§ **What is required**: Lines of the material that include the string "zoom" should be returned.

-------------------------

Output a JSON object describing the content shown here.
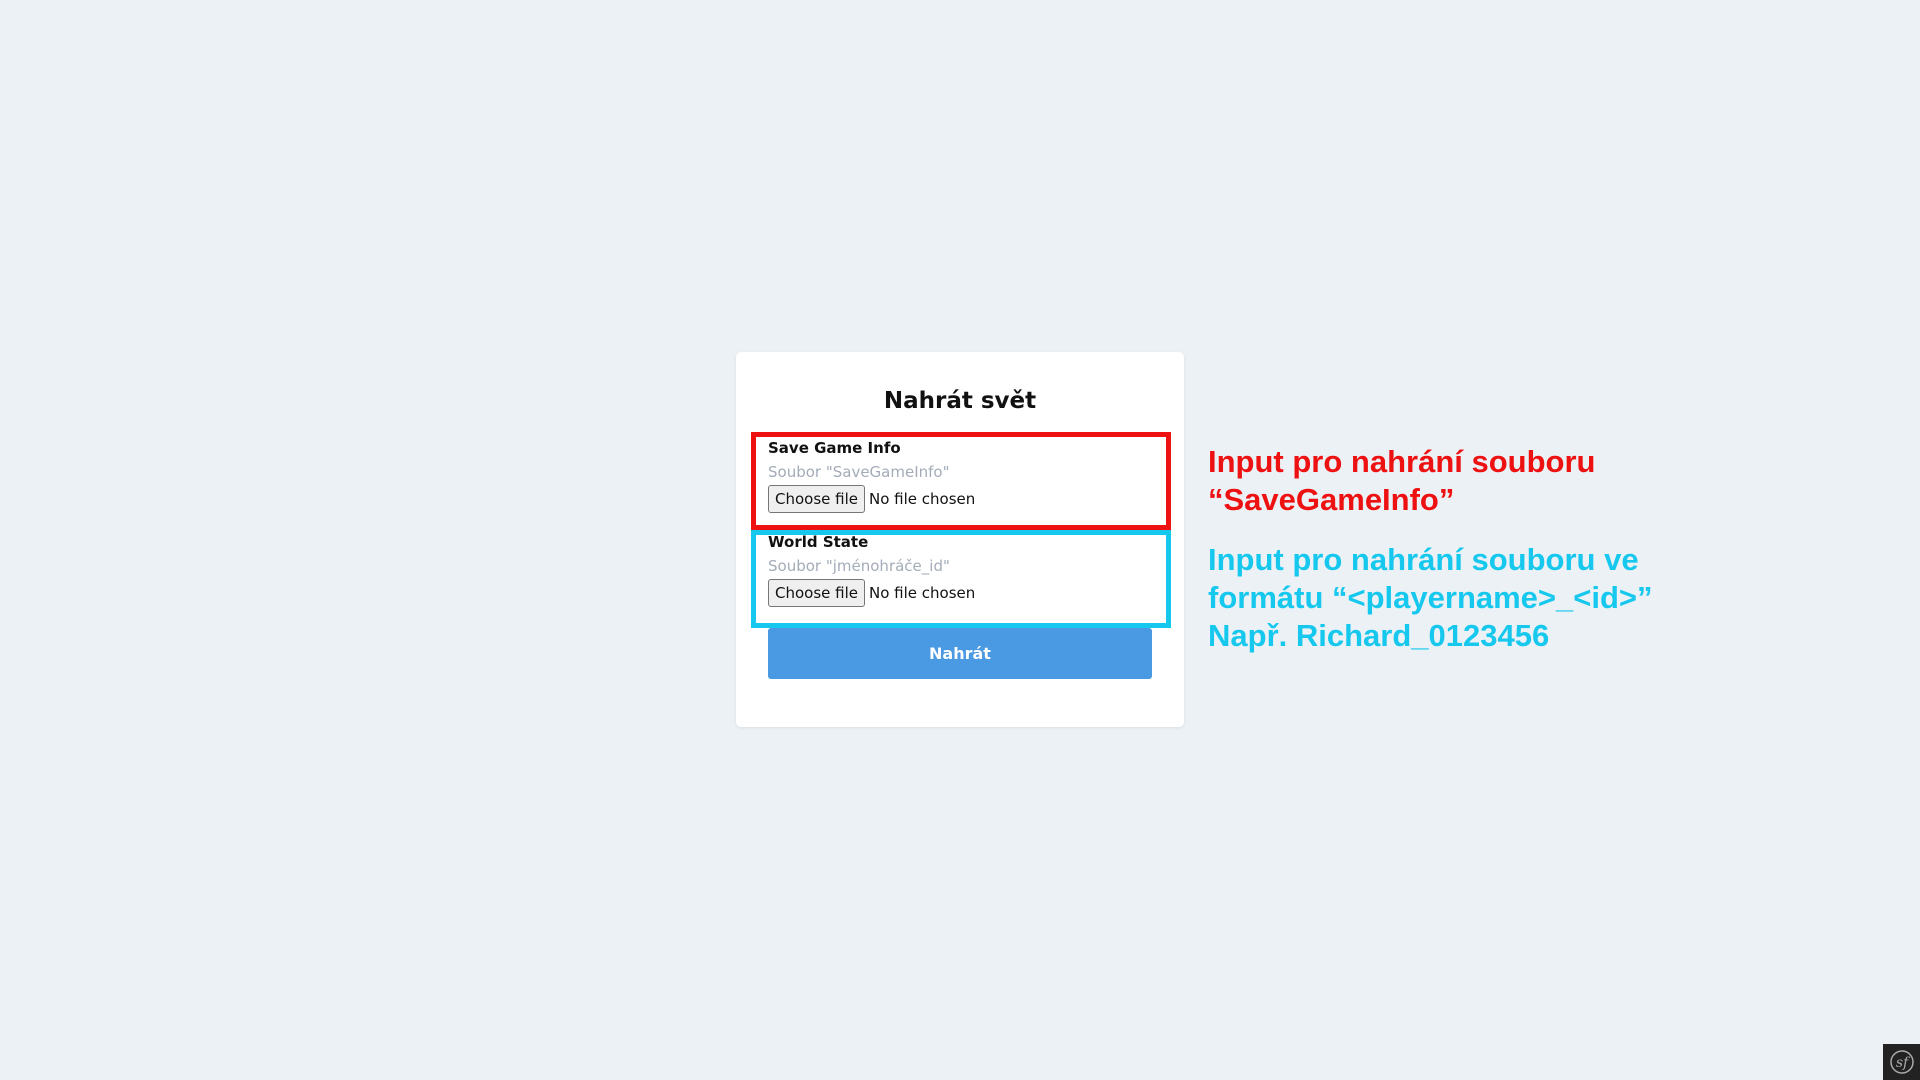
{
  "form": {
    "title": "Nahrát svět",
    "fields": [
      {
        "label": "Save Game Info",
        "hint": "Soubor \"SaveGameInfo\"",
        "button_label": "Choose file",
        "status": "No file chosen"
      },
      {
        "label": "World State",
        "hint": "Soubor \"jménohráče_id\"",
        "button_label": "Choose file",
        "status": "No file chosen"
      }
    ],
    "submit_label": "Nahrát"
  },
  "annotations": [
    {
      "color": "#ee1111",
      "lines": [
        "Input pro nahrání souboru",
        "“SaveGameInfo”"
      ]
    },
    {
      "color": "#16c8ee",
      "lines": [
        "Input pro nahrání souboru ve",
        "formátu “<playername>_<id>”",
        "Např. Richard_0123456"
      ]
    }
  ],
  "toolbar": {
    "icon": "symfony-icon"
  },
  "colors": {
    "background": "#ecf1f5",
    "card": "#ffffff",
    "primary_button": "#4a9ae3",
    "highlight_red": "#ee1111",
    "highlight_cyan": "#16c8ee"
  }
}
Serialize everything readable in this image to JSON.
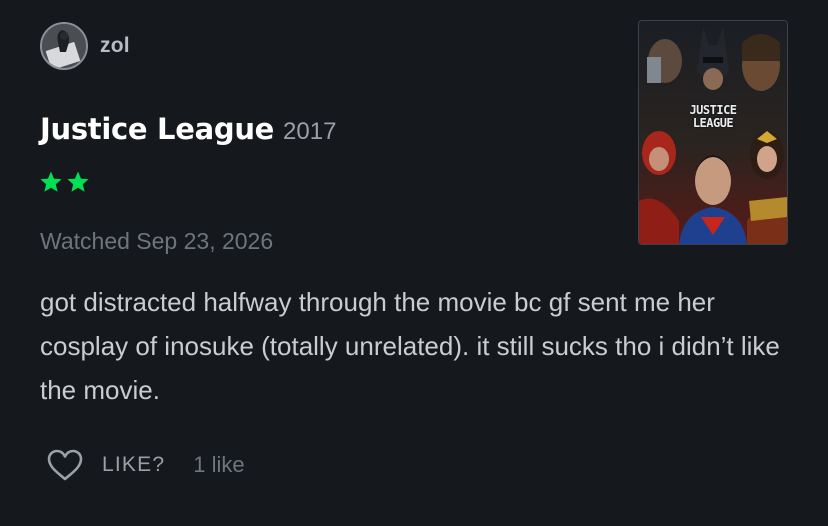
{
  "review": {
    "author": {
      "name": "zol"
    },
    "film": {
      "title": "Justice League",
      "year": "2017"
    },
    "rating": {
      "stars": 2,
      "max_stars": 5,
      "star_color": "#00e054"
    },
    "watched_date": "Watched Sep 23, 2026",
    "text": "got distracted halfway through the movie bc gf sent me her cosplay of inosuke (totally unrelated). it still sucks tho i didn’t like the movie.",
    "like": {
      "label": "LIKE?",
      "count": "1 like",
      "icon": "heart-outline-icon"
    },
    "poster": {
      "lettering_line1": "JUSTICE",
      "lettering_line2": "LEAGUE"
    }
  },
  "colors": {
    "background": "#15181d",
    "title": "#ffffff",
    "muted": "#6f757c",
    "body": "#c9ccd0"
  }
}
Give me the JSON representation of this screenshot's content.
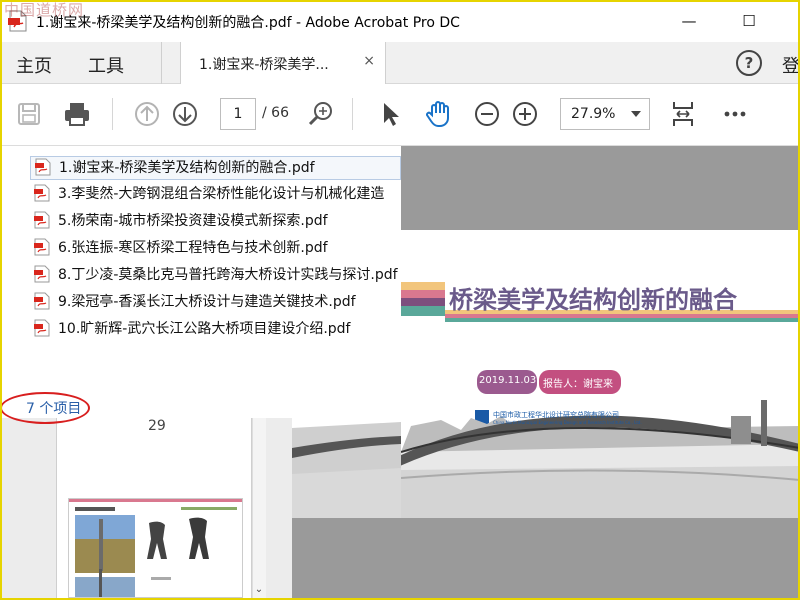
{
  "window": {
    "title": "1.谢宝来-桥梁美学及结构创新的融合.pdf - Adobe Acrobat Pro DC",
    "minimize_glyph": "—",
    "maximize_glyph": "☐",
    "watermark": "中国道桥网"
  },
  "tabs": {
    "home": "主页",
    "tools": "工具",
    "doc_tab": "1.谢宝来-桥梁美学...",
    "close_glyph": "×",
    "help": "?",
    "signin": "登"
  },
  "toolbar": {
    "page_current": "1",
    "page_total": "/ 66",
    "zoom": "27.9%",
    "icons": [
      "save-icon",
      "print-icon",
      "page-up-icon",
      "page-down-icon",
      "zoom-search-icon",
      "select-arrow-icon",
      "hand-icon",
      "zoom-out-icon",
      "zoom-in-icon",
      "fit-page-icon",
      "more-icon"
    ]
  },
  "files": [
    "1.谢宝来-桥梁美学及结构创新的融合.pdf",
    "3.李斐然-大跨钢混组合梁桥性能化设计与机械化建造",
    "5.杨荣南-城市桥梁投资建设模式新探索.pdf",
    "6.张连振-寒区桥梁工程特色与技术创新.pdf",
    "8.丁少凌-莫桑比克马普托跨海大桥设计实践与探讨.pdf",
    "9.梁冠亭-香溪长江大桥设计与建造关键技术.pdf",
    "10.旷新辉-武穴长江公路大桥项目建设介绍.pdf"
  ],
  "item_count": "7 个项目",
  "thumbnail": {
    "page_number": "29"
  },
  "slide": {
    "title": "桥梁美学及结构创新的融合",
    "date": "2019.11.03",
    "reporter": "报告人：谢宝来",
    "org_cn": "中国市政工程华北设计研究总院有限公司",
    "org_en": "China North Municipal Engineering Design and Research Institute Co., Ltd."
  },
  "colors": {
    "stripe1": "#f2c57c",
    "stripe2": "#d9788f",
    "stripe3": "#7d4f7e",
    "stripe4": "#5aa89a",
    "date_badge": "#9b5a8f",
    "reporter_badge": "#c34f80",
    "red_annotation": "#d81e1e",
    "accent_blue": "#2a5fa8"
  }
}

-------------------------

§ **Solution to the problem**:
    "zoom": "27.9%",
      "zoom-search-icon",
      "zoom-out-icon",
      "zoom-in-icon",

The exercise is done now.